* _Work task_
Look for the word "data" in the entries and copy each line where it appears.

(Items from an interface collection)
*** Block opens ***

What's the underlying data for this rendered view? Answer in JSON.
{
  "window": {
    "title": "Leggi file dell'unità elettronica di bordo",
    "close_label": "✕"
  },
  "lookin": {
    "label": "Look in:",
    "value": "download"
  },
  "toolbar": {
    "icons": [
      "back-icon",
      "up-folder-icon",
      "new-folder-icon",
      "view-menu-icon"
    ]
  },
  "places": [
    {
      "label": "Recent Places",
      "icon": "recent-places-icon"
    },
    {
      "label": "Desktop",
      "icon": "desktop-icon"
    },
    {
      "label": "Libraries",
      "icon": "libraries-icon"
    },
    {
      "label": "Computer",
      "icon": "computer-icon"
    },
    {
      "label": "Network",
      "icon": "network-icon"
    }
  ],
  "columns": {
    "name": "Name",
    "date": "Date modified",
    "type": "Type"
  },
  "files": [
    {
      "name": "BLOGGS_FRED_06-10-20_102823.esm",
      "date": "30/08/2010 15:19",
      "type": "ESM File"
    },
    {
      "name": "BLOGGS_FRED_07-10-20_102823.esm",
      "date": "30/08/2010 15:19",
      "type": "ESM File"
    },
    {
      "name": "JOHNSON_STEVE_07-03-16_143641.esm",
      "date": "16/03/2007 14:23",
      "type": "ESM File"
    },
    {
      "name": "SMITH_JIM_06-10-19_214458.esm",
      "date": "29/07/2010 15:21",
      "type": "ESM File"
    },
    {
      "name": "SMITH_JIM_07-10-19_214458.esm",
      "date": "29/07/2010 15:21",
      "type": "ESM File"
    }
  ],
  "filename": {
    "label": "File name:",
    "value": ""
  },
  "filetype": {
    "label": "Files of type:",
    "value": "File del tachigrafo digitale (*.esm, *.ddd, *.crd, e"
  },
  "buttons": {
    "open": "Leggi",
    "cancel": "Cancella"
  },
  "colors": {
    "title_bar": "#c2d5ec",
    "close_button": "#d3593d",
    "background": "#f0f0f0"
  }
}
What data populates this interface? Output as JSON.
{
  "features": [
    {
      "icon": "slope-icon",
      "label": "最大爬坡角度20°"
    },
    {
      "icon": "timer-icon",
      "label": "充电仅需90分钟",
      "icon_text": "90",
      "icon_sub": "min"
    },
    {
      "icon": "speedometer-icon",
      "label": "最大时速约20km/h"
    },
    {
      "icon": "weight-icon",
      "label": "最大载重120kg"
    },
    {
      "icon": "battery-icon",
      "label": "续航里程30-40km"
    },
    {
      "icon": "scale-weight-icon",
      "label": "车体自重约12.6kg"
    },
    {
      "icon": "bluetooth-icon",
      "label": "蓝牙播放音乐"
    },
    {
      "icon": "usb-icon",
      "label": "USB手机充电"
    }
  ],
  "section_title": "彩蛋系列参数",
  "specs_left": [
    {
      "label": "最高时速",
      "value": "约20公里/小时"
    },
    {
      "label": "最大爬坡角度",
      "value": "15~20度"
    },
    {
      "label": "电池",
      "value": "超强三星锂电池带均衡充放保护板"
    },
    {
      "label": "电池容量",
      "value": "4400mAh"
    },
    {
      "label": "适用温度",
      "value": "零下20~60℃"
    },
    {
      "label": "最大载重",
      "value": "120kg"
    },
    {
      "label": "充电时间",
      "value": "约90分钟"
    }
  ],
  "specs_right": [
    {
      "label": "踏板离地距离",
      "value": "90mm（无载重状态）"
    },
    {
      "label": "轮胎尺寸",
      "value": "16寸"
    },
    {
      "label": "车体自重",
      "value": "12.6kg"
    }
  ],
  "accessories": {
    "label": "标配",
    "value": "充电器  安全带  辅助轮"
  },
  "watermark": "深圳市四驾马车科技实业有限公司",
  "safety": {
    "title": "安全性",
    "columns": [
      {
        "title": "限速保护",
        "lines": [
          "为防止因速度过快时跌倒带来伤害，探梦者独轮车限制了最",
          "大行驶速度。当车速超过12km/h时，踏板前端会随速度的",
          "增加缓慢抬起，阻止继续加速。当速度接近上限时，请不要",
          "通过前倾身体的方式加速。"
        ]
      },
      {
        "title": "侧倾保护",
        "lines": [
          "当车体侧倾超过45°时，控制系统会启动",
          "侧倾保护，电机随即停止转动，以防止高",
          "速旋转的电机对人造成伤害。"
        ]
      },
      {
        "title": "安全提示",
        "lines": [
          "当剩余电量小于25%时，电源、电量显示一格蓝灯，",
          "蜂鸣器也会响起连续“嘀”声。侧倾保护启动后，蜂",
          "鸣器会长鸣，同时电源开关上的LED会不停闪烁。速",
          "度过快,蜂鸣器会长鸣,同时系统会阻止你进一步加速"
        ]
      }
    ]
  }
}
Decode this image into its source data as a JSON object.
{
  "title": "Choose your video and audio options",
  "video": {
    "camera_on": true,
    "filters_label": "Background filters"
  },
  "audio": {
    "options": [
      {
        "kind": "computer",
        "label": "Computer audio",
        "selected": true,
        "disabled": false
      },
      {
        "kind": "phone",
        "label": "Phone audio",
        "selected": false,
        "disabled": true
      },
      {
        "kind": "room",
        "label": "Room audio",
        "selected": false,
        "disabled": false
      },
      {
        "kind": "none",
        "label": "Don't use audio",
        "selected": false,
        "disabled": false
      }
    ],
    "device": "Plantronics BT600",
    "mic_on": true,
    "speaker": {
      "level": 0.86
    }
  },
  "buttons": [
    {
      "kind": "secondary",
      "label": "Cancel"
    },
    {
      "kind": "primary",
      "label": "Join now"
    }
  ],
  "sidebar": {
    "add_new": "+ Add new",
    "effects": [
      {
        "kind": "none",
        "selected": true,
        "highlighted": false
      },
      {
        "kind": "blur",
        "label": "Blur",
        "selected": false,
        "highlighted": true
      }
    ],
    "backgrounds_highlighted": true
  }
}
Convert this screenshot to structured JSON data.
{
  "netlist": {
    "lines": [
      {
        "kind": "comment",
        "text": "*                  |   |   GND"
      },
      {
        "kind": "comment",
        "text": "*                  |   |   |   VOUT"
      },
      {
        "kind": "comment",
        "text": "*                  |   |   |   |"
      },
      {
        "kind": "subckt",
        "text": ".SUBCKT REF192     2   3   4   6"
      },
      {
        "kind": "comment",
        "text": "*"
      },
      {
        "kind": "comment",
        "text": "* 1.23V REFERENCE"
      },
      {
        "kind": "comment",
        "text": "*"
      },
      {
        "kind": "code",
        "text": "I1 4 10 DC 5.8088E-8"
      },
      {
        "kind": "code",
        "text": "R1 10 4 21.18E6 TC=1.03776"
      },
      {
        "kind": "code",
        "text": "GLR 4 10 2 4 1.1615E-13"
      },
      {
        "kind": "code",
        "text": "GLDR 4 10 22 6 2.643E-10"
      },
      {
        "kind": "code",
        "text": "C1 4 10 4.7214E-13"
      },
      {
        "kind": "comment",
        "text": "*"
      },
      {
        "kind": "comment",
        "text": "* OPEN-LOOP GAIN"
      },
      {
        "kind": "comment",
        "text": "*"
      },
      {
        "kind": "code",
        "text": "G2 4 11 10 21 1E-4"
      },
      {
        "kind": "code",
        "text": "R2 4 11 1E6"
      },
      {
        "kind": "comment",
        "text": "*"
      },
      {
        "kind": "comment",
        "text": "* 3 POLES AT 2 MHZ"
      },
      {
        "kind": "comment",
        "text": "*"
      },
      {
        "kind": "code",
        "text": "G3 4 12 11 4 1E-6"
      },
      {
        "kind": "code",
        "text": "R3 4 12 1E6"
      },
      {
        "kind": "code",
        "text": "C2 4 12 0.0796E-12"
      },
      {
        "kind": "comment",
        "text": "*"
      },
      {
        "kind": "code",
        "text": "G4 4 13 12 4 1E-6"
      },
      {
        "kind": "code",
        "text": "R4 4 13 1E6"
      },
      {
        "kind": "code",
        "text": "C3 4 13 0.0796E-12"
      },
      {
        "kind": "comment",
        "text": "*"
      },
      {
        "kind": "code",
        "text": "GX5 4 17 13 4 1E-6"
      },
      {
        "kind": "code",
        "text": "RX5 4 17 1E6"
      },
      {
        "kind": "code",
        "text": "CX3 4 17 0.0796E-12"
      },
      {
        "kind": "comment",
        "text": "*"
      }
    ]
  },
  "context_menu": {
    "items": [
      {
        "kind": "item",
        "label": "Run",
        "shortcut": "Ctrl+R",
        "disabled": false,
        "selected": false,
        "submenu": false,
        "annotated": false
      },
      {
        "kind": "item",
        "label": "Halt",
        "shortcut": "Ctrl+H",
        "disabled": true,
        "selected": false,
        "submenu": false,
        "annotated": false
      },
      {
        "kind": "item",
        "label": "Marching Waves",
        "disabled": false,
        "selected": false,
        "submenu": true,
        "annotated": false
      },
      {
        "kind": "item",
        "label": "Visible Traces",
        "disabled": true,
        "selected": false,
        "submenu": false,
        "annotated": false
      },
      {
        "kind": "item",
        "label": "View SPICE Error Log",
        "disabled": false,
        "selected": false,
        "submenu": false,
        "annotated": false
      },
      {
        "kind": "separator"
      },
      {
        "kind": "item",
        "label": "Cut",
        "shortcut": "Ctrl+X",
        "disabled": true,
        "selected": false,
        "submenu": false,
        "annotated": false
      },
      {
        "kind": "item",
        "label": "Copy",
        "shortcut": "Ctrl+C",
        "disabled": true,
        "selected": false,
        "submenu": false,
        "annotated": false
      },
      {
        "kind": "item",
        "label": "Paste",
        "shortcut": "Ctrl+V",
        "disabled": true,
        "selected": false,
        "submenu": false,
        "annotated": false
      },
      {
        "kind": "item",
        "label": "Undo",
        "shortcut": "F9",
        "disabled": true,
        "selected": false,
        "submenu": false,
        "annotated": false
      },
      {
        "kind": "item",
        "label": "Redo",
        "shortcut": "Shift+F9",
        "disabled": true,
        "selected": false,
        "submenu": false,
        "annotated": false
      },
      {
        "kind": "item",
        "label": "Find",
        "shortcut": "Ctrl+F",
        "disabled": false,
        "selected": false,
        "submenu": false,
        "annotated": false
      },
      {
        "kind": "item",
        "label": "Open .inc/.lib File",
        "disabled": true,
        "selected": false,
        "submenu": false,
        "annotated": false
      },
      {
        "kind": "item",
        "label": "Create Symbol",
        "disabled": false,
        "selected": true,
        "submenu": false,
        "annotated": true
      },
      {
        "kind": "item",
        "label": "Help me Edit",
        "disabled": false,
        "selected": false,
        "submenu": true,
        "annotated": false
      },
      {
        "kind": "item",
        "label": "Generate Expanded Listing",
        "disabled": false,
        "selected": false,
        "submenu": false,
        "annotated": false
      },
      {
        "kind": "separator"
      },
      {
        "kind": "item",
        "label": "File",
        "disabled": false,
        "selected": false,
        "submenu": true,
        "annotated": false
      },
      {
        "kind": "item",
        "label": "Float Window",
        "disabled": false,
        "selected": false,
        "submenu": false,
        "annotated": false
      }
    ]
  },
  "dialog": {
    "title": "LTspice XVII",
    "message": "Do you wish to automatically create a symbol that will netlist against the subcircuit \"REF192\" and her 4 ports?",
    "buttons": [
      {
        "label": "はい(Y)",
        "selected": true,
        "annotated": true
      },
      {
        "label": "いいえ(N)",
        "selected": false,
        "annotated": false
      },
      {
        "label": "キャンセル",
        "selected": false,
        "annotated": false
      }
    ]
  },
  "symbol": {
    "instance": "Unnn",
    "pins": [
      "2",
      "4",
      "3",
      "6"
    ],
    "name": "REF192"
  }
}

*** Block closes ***

* _Task solution_
What's the underlying data for this rendered view? Answer in JSON.
What data populates this interface? Output as JSON.
Decode this image into its source data as a JSON object.
Convert this screenshot to structured JSON data.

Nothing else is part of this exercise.